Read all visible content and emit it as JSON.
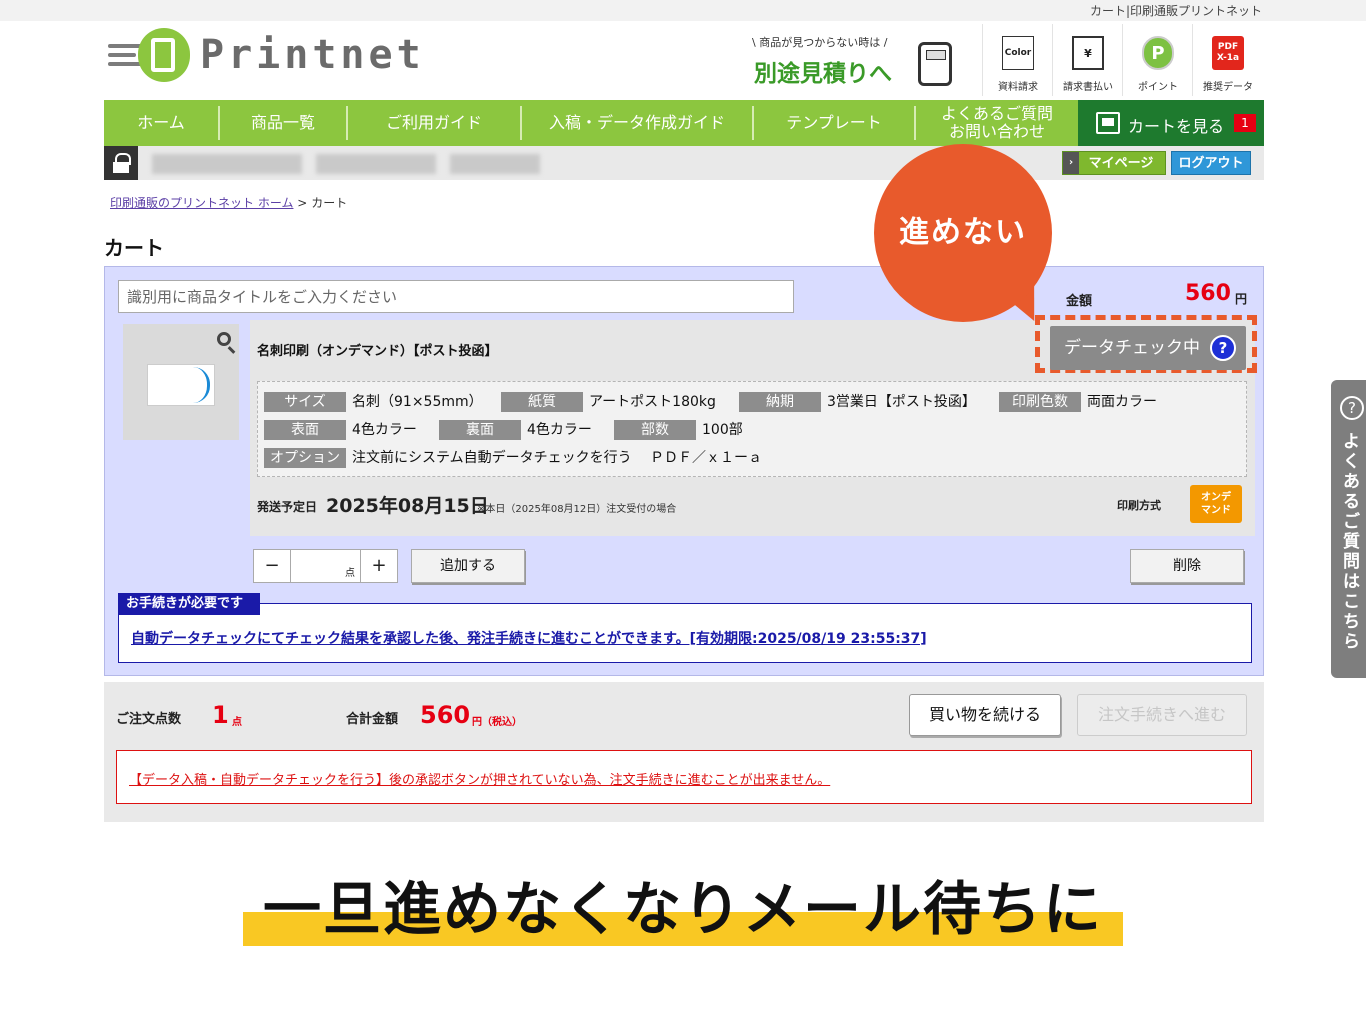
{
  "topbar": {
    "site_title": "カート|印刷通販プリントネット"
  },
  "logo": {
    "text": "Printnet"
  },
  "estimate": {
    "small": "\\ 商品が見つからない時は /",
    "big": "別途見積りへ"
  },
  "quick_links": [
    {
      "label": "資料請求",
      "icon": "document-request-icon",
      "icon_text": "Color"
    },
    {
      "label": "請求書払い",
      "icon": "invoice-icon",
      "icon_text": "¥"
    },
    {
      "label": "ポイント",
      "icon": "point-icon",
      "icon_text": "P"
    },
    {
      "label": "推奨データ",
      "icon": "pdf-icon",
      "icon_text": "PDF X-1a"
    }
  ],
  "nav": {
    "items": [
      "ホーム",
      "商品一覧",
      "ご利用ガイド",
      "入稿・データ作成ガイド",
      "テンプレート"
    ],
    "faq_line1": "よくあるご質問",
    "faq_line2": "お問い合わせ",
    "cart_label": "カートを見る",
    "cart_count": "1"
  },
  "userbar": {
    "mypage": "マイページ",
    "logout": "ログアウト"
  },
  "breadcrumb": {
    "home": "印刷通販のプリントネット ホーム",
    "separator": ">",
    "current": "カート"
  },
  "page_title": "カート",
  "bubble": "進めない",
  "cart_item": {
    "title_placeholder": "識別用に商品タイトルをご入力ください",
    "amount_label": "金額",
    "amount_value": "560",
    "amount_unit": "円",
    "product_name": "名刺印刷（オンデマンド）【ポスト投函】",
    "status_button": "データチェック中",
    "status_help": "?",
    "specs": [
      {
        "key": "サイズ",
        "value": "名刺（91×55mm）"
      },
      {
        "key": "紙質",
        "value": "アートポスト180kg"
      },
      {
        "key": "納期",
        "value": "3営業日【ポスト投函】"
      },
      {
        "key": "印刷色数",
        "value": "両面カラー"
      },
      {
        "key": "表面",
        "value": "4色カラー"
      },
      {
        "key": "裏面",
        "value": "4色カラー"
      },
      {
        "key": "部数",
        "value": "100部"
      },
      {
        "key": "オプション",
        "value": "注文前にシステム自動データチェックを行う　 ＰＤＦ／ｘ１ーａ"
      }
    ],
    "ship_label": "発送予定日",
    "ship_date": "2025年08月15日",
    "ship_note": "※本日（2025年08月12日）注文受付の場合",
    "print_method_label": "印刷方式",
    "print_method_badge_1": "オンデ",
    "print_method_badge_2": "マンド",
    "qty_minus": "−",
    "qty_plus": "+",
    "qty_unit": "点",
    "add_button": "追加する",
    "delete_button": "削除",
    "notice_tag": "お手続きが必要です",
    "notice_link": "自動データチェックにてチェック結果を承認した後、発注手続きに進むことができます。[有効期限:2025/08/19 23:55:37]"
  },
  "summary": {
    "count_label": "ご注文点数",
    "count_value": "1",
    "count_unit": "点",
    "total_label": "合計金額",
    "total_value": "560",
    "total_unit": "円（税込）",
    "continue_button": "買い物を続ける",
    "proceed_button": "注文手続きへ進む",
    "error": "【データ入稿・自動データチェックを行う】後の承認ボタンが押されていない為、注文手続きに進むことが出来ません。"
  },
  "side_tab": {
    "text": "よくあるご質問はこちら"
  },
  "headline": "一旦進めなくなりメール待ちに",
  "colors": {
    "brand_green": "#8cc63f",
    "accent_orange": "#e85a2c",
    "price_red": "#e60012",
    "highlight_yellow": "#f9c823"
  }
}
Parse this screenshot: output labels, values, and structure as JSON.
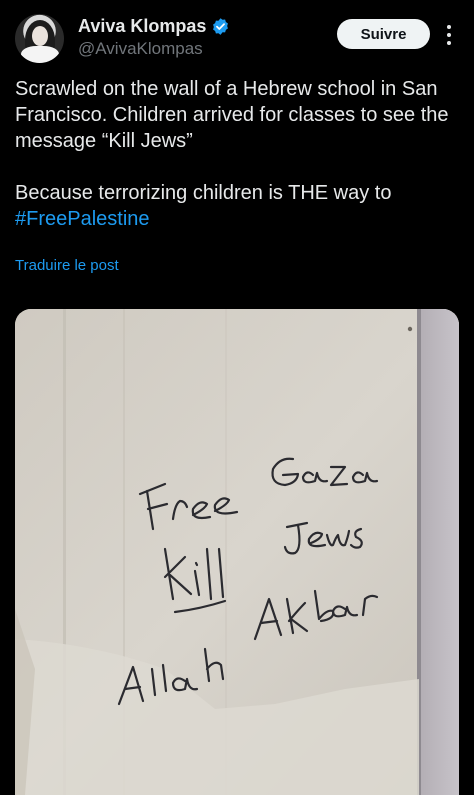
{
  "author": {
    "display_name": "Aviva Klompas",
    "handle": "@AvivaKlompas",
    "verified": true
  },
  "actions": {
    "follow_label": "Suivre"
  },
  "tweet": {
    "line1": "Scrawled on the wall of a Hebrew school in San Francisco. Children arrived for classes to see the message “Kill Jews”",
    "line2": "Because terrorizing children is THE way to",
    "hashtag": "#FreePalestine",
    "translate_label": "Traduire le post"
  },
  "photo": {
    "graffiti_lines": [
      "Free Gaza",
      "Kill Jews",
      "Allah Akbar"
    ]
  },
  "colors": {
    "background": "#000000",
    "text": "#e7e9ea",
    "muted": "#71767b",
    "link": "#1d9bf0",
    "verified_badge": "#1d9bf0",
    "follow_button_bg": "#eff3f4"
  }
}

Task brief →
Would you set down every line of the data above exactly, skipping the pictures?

Solution for this exercise →
Read all visible content and emit it as JSON.
{
  "topbar": {
    "site_title": "カート|印刷通販プリントネット"
  },
  "logo": {
    "text": "Printnet"
  },
  "estimate": {
    "small": "\\ 商品が見つからない時は /",
    "big": "別途見積りへ"
  },
  "quick_links": [
    {
      "label": "資料請求",
      "icon": "document-request-icon",
      "icon_text": "Color"
    },
    {
      "label": "請求書払い",
      "icon": "invoice-icon",
      "icon_text": "¥"
    },
    {
      "label": "ポイント",
      "icon": "point-icon",
      "icon_text": "P"
    },
    {
      "label": "推奨データ",
      "icon": "pdf-icon",
      "icon_text": "PDF X-1a"
    }
  ],
  "nav": {
    "items": [
      "ホーム",
      "商品一覧",
      "ご利用ガイド",
      "入稿・データ作成ガイド",
      "テンプレート"
    ],
    "faq_line1": "よくあるご質問",
    "faq_line2": "お問い合わせ",
    "cart_label": "カートを見る",
    "cart_count": "1"
  },
  "userbar": {
    "mypage": "マイページ",
    "logout": "ログアウト"
  },
  "breadcrumb": {
    "home": "印刷通販のプリントネット ホーム",
    "separator": ">",
    "current": "カート"
  },
  "page_title": "カート",
  "bubble": "進めない",
  "cart_item": {
    "title_placeholder": "識別用に商品タイトルをご入力ください",
    "amount_label": "金額",
    "amount_value": "560",
    "amount_unit": "円",
    "product_name": "名刺印刷（オンデマンド）【ポスト投函】",
    "status_button": "データチェック中",
    "status_help": "?",
    "specs": [
      {
        "key": "サイズ",
        "value": "名刺（91×55mm）"
      },
      {
        "key": "紙質",
        "value": "アートポスト180kg"
      },
      {
        "key": "納期",
        "value": "3営業日【ポスト投函】"
      },
      {
        "key": "印刷色数",
        "value": "両面カラー"
      },
      {
        "key": "表面",
        "value": "4色カラー"
      },
      {
        "key": "裏面",
        "value": "4色カラー"
      },
      {
        "key": "部数",
        "value": "100部"
      },
      {
        "key": "オプション",
        "value": "注文前にシステム自動データチェックを行う　 ＰＤＦ／ｘ１ーａ"
      }
    ],
    "ship_label": "発送予定日",
    "ship_date": "2025年08月15日",
    "ship_note": "※本日（2025年08月12日）注文受付の場合",
    "print_method_label": "印刷方式",
    "print_method_badge_1": "オンデ",
    "print_method_badge_2": "マンド",
    "qty_minus": "−",
    "qty_plus": "+",
    "qty_unit": "点",
    "add_button": "追加する",
    "delete_button": "削除",
    "notice_tag": "お手続きが必要です",
    "notice_link": "自動データチェックにてチェック結果を承認した後、発注手続きに進むことができます。[有効期限:2025/08/19 23:55:37]"
  },
  "summary": {
    "count_label": "ご注文点数",
    "count_value": "1",
    "count_unit": "点",
    "total_label": "合計金額",
    "total_value": "560",
    "total_unit": "円（税込）",
    "continue_button": "買い物を続ける",
    "proceed_button": "注文手続きへ進む",
    "error": "【データ入稿・自動データチェックを行う】後の承認ボタンが押されていない為、注文手続きに進むことが出来ません。"
  },
  "side_tab": {
    "text": "よくあるご質問はこちら"
  },
  "headline": "一旦進めなくなりメール待ちに",
  "colors": {
    "brand_green": "#8cc63f",
    "accent_orange": "#e85a2c",
    "price_red": "#e60012",
    "highlight_yellow": "#f9c823"
  }
}
Parse this screenshot: output labels, values, and structure as JSON.
{
  "author": {
    "display_name": "Aviva Klompas",
    "handle": "@AvivaKlompas",
    "verified": true
  },
  "actions": {
    "follow_label": "Suivre"
  },
  "tweet": {
    "line1": "Scrawled on the wall of a Hebrew school in San Francisco. Children arrived for classes to see the message “Kill Jews”",
    "line2": "Because terrorizing children is THE way to",
    "hashtag": "#FreePalestine",
    "translate_label": "Traduire le post"
  },
  "photo": {
    "graffiti_lines": [
      "Free Gaza",
      "Kill Jews",
      "Allah Akbar"
    ]
  },
  "colors": {
    "background": "#000000",
    "text": "#e7e9ea",
    "muted": "#71767b",
    "link": "#1d9bf0",
    "verified_badge": "#1d9bf0",
    "follow_button_bg": "#eff3f4"
  }
}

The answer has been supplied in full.